What is a Hammer Toe?

What is a Hammer Toe?

Hammer toe is a condition that affects the foot, where a toe is abnormally bent in the middle joints. It may strike or “hammer” the ground with the tip of the toe when walking. Hammer toe is a deformity that commonly occurs in the second, third, or fourth toe. The condition is sometimes painful at the tip of the toe or at the top of the knuckle. Roomy, softer shoes can help. If pain persists, surgery can be considered.

Signs & Symptoms of a Hammer Toe


The tell-tale hammer toe symptom is an abnormal, upward bend in the middle toe joint. Initially, you may still be able to bend and straighten your toe. Still, the joint can become more inflexible and more painful over time, especially when stretching or moving the affected or surrounding toes.

Hammer toe symptoms can be mild to severe, including:

  • Pain, typically at the top section of the affected toe
  • Rigidity of the toe joint
  • Inflammation or redness
  • Calluses and corns, as a result of the misshapen toe rubbing against your shoes
  • Pain in the ball of the foot
  • Difficulty walking
  • Open sores (Rare and in extreme cases)

What Causes a Hammer Toe?


A hammer toe is defined by a deformity of the middle toe joint, flexing downward at an irregular angle. Causes of the deformity have been linked to an abnormal muscle balance in the foot, resulting in added pressure on the toe joints and tendons. The abnormal balance can be caused by:

  • Flat feet or high arches - Adjustment in weight distribution to support a flat or high arch may place continued stress on toe joints and tendons
  • Ill-fitting shoes - High heels or footwear with no arch support can put severe pressure on toe joints. Shoes that are too tight can squeeze toes into unnatural positions.
  • Trauma - In rare instances, a severe toe stub, jam, or break could increase the likelihood of developing a hammer toe in the affected digit

Risk Factors

Risk Factors

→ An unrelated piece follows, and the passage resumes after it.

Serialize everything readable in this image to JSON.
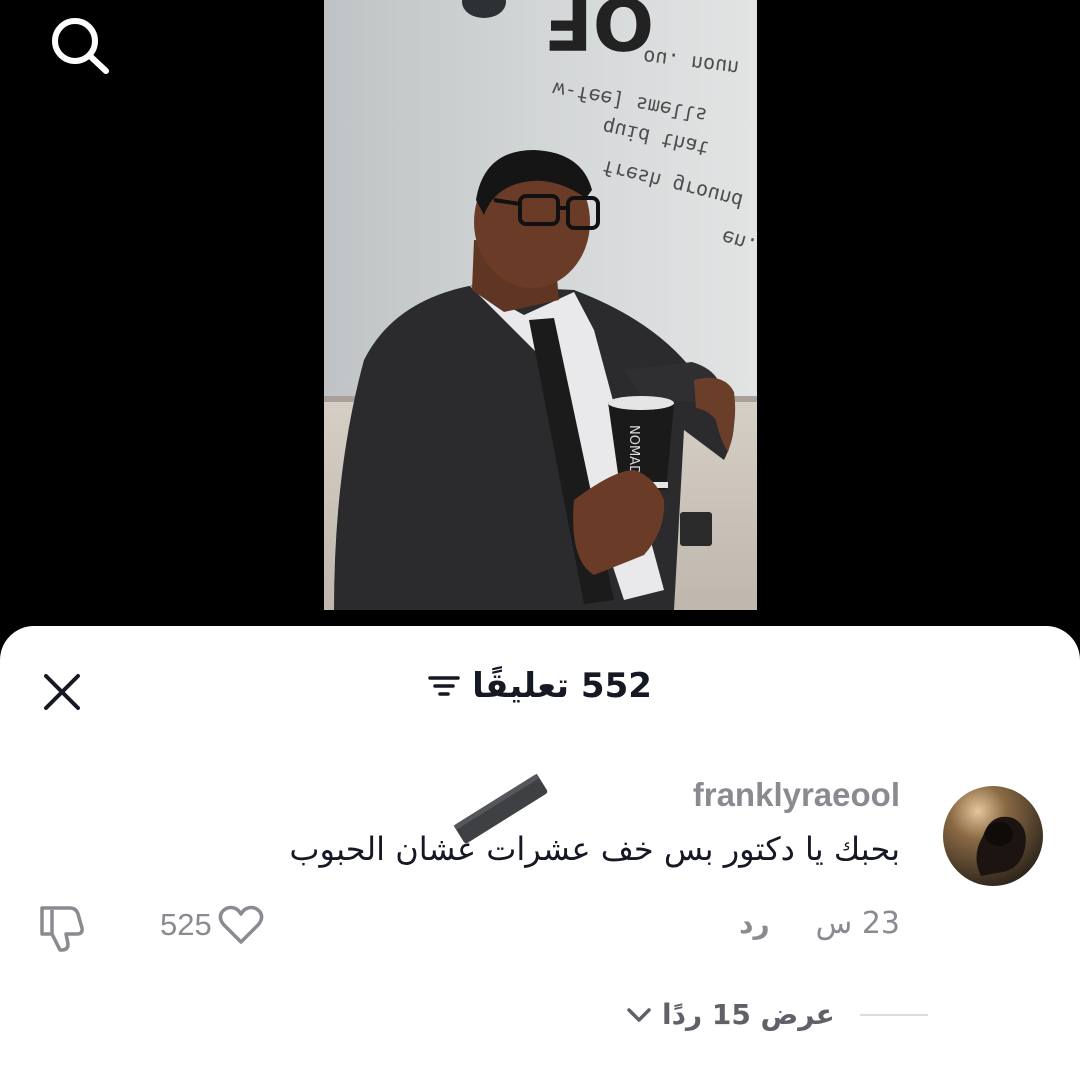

Certain factors can increase your likelihood of developing hammer toe, including:

  • Longer toes - Particularly if the second toe is longer than your big toe
  • Age - The risk of developing hammer toe increases as you get older
  • Sex - Females are more likely to develop a hammer toe, especially if they often wear high heels
  • Arthritis and diabetes - These underlying conditions can make toe joints more susceptible to hammer toe

Wearing too-small shoes can increase your risk of a hammer toe, along with other conditions such as bunions, corns, blisters, and ulcerations.



Basic foot care goes a long way in preventing hammer toe. Here are some actions you can take to avoid the condition or lessen the severity of the symptoms:

  • Proper footwear - Make sure your shoes aren’t too tight and have adequate room around the toes. Choose a low heel, or less-constricting footwear with adjustable straps or laces.
  • Pumice stone - File down calluses or corns that appear on the affected toe
  • Use padding - Such as moleskin when wearing shoes to prevent calluses
  • Foot exercises - Keep your toe muscles supple and strengthened. Regularly curling and splaying the toes and wiggling them individually could prevent stiffening of the muscles that lead to joint rigidity and deformity.
Get Care

Trust NewYork-Presbyterian for Hammer Toe Care

If you are experiencing pain and other symptoms associated with a hammer toe, it’s crucial that you seek help sooner rather than later. The expert orthopedic surgeons and podiatrists at NewYork-Presbyterian Columbia Orthopedics can deliver a diagnosis and treatment options, including preventive measures and exercises for mild hammer toe cases and top-notch surgical solutions for severe conditions.

Contact us for an appointment today.